  8. Hmmm this brings up some interesting memories (from reading...not seeing). Submarine crews banging out - did that happen? Escaped PoWs doing damage (although a fair few were in Canada IIRC)? Attempts to foster an IRA rebellion?

    I guess there was Hess. I never knew about the WWI shelling - I'm surprised more of that didn't happen (on both sides) in WWI given the slow comms.

    A total aside - why in God's name wasn't there an amphibious landing in WWI behind the trenches? We confined their Navy after Jutland.
  9. There was a plan to use Tanks in a raid. Using Female tanks fitted with winches to winch up trucks supplies, and Male tanks pushing ramps to force a bridgehead. Special track shoes were fitted with spuds to grip through the kelp on the seawall and climb over

    Also as to the IRA, in 1914 (24 & 25 April) Germany sent guns to the Ulster Volunteers at Larne. 25,000 Gew 88 and 3 million rounds ammo. Organized by LTG Sir George Richardson KCB. I've always wondered why he wasnt hanged for treason
  10. There's an old TALE that W.S. Churchill wanted to use the old Battleships of the Home Fleet to support a landing by the Army on the coast of the Baltic just north of Berlin.
    He accepted Massive Casualties but thought it would be worth it, if only for Propergander value.
    The Tale says that Jellico replied " Winston is like a Virgin. He thinks he knows and in some ways he does but he's never had the experience."

  11. My father in law was an Auxillier and when I asked him about Shingle Street he reckoned it wasn't true. He was based in Suffolk and they would have been told.
    His opinion goes along the lines of there being some badly burned corpses of german aircrew who were washed up. There was some ship or aircraft seen burning far out at sea.

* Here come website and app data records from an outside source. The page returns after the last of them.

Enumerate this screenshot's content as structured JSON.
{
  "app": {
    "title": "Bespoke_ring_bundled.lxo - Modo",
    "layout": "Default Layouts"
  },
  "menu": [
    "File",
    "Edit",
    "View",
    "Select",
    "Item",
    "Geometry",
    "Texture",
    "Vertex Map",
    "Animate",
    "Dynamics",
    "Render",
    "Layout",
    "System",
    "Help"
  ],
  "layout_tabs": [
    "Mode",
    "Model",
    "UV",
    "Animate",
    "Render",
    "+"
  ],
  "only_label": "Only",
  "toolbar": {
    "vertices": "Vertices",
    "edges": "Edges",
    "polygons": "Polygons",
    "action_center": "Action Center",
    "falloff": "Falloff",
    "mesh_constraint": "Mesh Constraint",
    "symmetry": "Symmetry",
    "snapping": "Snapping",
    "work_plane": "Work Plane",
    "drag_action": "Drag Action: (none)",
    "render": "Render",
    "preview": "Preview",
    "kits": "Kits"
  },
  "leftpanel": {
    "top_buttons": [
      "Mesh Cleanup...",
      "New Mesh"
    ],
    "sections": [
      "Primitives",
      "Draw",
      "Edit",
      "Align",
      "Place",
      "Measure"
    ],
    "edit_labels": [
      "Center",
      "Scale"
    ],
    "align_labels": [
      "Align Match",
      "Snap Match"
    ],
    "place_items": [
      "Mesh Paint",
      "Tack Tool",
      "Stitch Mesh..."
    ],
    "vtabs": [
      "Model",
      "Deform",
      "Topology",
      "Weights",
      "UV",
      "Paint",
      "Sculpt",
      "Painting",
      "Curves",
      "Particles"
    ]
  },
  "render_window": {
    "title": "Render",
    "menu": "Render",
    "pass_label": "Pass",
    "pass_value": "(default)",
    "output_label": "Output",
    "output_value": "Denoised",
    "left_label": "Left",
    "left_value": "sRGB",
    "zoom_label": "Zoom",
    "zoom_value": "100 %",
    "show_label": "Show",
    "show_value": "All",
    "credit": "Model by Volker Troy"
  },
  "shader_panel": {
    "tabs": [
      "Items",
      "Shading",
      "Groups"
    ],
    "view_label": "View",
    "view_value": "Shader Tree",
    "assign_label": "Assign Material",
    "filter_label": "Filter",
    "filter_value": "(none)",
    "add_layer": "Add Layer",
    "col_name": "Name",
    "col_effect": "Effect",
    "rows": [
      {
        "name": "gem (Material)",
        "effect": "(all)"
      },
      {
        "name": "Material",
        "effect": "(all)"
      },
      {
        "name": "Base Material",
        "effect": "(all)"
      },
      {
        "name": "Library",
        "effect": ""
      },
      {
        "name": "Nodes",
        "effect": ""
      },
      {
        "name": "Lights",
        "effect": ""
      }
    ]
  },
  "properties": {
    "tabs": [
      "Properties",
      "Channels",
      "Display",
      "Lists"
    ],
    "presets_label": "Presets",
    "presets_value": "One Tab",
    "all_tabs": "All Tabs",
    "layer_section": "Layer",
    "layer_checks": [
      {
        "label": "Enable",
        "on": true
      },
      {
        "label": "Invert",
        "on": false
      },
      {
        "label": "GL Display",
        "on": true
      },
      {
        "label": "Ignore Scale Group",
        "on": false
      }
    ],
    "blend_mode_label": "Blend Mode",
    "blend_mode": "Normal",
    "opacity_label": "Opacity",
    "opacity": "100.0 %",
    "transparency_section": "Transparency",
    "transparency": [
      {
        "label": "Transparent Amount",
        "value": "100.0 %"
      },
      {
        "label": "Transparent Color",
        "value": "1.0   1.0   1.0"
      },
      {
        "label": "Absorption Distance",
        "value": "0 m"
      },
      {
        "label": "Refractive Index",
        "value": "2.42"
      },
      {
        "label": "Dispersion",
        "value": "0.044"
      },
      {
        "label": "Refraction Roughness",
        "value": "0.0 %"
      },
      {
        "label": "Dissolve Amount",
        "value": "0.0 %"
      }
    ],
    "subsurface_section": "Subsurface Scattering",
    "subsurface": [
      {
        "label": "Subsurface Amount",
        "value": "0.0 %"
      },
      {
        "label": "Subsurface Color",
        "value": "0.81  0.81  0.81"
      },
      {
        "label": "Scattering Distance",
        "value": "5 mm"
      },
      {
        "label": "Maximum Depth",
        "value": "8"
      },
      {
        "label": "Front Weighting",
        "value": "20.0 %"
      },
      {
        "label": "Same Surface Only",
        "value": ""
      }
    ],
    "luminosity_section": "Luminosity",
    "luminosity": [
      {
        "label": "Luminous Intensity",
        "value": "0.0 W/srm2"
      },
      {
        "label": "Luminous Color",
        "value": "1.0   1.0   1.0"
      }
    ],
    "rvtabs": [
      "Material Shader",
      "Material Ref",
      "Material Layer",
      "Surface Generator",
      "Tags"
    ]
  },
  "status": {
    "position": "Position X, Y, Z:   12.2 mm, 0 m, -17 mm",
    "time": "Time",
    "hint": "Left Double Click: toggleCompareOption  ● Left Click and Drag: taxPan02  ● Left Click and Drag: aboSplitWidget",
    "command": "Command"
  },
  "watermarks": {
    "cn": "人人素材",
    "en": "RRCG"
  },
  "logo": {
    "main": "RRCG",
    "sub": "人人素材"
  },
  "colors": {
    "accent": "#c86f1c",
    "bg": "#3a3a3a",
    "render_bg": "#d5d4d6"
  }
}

From there the rumour mill starts of the sea being set on fire; hundreds of bodies washed up etc
    As he put it, you can f*rt at one end of the village and by the time you've reached the other end your guts have had caved in and you've s**t yourself
    • Like Like x 1

  12. Recently, I was reading a book about the WW1 Home Front and this photo stuck in my mind about the Lowestoft raid.

    Here it is on the web,


    Link Lowestoft Maritime Museum
  13. There were plenty of rumours in the 1940/41 period of attempted German landings, some of the rumours were even deliberately put out by the Government's Underground Propaganda Committee, including the famous tale of Britain's ability to 'set the sea on fire'. (More here: )
  14. When the Germans occupying the Channel Islands were marrooned after the allies swept through Normandy, the Germans carried out a raid on the nearby French coast at Granville, IIRC they captured a a number of GI's and supplies before returning back to Jersey.